Exercise instructions: Every record must reappear in the answer exactly as given.

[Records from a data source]
• • •

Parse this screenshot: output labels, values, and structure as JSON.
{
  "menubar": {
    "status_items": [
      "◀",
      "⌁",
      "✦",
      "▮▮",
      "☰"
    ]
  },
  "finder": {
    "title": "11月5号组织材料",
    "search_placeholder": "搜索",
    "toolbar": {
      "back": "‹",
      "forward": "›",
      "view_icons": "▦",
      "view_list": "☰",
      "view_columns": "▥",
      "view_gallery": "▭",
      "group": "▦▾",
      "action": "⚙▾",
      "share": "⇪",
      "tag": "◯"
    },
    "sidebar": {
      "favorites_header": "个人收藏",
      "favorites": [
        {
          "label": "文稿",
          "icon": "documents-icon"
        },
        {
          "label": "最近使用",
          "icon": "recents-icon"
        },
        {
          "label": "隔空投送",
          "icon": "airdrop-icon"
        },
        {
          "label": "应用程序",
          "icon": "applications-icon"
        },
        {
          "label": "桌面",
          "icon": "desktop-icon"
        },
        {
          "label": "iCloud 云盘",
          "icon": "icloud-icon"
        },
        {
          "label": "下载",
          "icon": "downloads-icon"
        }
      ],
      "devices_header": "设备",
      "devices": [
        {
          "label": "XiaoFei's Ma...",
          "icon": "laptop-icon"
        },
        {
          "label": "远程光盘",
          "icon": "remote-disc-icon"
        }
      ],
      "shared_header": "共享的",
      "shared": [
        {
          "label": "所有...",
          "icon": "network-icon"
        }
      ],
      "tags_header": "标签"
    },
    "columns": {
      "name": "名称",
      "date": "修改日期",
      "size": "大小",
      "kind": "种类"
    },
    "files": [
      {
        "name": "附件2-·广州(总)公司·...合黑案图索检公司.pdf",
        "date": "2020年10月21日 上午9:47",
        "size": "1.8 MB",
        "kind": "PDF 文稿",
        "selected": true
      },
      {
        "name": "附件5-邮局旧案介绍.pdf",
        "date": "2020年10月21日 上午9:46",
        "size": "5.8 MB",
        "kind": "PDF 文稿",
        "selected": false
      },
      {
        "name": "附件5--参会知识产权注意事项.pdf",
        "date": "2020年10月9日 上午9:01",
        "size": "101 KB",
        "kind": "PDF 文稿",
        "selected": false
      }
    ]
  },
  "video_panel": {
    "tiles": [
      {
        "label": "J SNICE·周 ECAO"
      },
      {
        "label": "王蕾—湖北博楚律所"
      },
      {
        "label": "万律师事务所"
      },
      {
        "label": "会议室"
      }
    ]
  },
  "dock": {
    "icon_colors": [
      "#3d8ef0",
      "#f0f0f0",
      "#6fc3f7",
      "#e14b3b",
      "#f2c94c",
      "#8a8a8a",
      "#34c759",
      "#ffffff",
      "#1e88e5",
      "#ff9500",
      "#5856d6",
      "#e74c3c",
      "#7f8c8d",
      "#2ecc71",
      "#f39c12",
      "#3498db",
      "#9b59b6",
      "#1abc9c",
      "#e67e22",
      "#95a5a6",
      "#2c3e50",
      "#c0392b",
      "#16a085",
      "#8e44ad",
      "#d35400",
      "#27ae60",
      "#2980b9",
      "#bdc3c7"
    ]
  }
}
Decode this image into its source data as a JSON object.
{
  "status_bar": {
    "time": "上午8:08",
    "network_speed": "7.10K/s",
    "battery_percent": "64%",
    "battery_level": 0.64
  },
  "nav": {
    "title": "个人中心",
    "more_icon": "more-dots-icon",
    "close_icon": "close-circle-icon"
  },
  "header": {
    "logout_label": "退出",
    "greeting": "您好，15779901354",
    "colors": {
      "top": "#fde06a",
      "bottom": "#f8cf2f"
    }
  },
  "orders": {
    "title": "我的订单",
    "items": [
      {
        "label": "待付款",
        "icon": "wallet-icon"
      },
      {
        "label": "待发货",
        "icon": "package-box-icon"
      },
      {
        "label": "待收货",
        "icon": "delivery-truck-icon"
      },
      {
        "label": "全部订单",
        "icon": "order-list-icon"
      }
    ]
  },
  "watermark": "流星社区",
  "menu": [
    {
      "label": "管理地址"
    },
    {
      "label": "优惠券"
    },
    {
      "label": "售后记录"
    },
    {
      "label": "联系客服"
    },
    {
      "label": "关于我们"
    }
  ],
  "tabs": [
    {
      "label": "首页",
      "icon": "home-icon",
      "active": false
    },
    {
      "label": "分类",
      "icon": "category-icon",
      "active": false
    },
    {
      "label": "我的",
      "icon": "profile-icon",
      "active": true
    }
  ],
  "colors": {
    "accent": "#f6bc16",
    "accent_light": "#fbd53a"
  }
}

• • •

Result of the exercise:
Parse this screenshot: output labels, values, and structure as JSON.
{
  "menubar": {
    "status_items": [
      "◀",
      "⌁",
      "✦",
      "▮▮",
      "☰"
    ]
  },
  "finder": {
    "title": "11月5号组织材料",
    "search_placeholder": "搜索",
    "toolbar": {
      "back": "‹",
      "forward": "›",
      "view_icons": "▦",
      "view_list": "☰",
      "view_columns": "▥",
      "view_gallery": "▭",
      "group": "▦▾",
      "action": "⚙▾",
      "share": "⇪",
      "tag": "◯"
    },
    "sidebar": {
      "favorites_header": "个人收藏",
      "favorites": [
        {
          "label": "文稿",
          "icon": "documents-icon"
        },
        {
          "label": "最近使用",
          "icon": "recents-icon"
        },
        {
          "label": "隔空投送",
          "icon": "airdrop-icon"
        },
        {
          "label": "应用程序",
          "icon": "applications-icon"
        },
        {
          "label": "桌面",
          "icon": "desktop-icon"
        },
        {
          "label": "iCloud 云盘",
          "icon": "icloud-icon"
        },
        {
          "label": "下载",
          "icon": "downloads-icon"
        }
      ],
      "devices_header": "设备",
      "devices": [
        {
          "label": "XiaoFei's Ma...",
          "icon": "laptop-icon"
        },
        {
          "label": "远程光盘",
          "icon": "remote-disc-icon"
        }
      ],
      "shared_header": "共享的",
      "shared": [
        {
          "label": "所有...",
          "icon": "network-icon"
        }
      ],
      "tags_header": "标签"
    },
    "columns": {
      "name": "名称",
      "date": "修改日期",
      "size": "大小",
      "kind": "种类"
    },
    "files": [
      {
        "name": "附件2-·广州(总)公司·...合黑案图索检公司.pdf",
        "date": "2020年10月21日 上午9:47",
        "size": "1.8 MB",
        "kind": "PDF 文稿",
        "selected": true
      },
      {
        "name": "附件5-邮局旧案介绍.pdf",
        "date": "2020年10月21日 上午9:46",
        "size": "5.8 MB",
        "kind": "PDF 文稿",
        "selected": false
      },
      {
        "name": "附件5--参会知识产权注意事项.pdf",
        "date": "2020年10月9日 上午9:01",
        "size": "101 KB",
        "kind": "PDF 文稿",
        "selected": false
      }
    ]
  },
  "video_panel": {
    "tiles": [
      {
        "label": "J SNICE·周 ECAO"
      },
      {
        "label": "王蕾—湖北博楚律所"
      },
      {
        "label": "万律师事务所"
      },
      {
        "label": "会议室"
      }
    ]
  },
  "dock": {
    "icon_colors": [
      "#3d8ef0",
      "#f0f0f0",
      "#6fc3f7",
      "#e14b3b",
      "#f2c94c",
      "#8a8a8a",
      "#34c759",
      "#ffffff",
      "#1e88e5",
      "#ff9500",
      "#5856d6",
      "#e74c3c",
      "#7f8c8d",
      "#2ecc71",
      "#f39c12",
      "#3498db",
      "#9b59b6",
      "#1abc9c",
      "#e67e22",
      "#95a5a6",
      "#2c3e50",
      "#c0392b",
      "#16a085",
      "#8e44ad",
      "#d35400",
      "#27ae60",
      "#2980b9",
      "#bdc3c7"
    ]
  }
}
Decode this image into its source data as a JSON object.
{
  "status_bar": {
    "time": "上午8:08",
    "network_speed": "7.10K/s",
    "battery_percent": "64%",
    "battery_level": 0.64
  },
  "nav": {
    "title": "个人中心",
    "more_icon": "more-dots-icon",
    "close_icon": "close-circle-icon"
  },
  "header": {
    "logout_label": "退出",
    "greeting": "您好，15779901354",
    "colors": {
      "top": "#fde06a",
      "bottom": "#f8cf2f"
    }
  },
  "orders": {
    "title": "我的订单",
    "items": [
      {
        "label": "待付款",
        "icon": "wallet-icon"
      },
      {
        "label": "待发货",
        "icon": "package-box-icon"
      },
      {
        "label": "待收货",
        "icon": "delivery-truck-icon"
      },
      {
        "label": "全部订单",
        "icon": "order-list-icon"
      }
    ]
  },
  "watermark": "流星社区",
  "menu": [
    {
      "label": "管理地址"
    },
    {
      "label": "优惠券"
    },
    {
      "label": "售后记录"
    },
    {
      "label": "联系客服"
    },
    {
      "label": "关于我们"
    }
  ],
  "tabs": [
    {
      "label": "首页",
      "icon": "home-icon",
      "active": false
    },
    {
      "label": "分类",
      "icon": "category-icon",
      "active": false
    },
    {
      "label": "我的",
      "icon": "profile-icon",
      "active": true
    }
  ],
  "colors": {
    "accent": "#f6bc16",
    "accent_light": "#fbd53a"
  }
}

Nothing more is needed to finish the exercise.